CHARLESTON, W.Va. - A new exhibit at the Clay Center includes work that will disappear under a coat of paint in a few months.
That will happen with full approval of New England artist Ethan Murrow, though he acknowledges he grimaces a bit at the thought.
Murrow's exhibit, which officially opens Saturday, includes works on paper and an installation with a video along with wall drawings done on site.
He said that idea grew out of his training as a painter.
"When I was first getting started, doing my undergraduate work in Minnesota, I spent time in farm fields, painting a wheat crop. The farmers would stop and critique my work. It was always really friendly," he said.
The wall paintings take this notion inside.
"They are made in the moment. They're risky. They present a very different challenge for me in that I have to perform publicly for the institution," Murrow said.
"Works on paper are very solitary," he said, and created in a sterile studio. "I think art is not made for a single individual. It really is about a larger conversation with a bigger public. So building that into the practice and process is very important to me."

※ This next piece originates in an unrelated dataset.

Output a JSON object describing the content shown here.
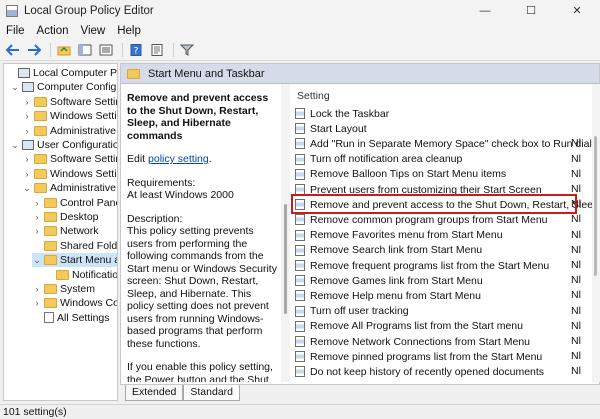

All of which means visitors are welcome to see the process today and tomorrow; Murrow plans to work on the pieces in follow up phases as well.
"I will add to them - they will change and mutate as the show goes along," he said.
And by all means, questions and comments are encouraged.
"I think, frankly, most people whether they admit it or not, have strong opinions about artwork," Murrow said. As he draws with ballpoint pen on a wall, it tends to make people more comfortable to ask about the process.
"It happens all the time," he said, adding some of the toughest questions come from children.
"My 4-year-old asks me some very piercing questions," he said. The best thing, he added, is seeing someone grin as a drawing takes shape.
Murrow comes to Charleston armed with hundreds of good old Bic brand ballpoint pens.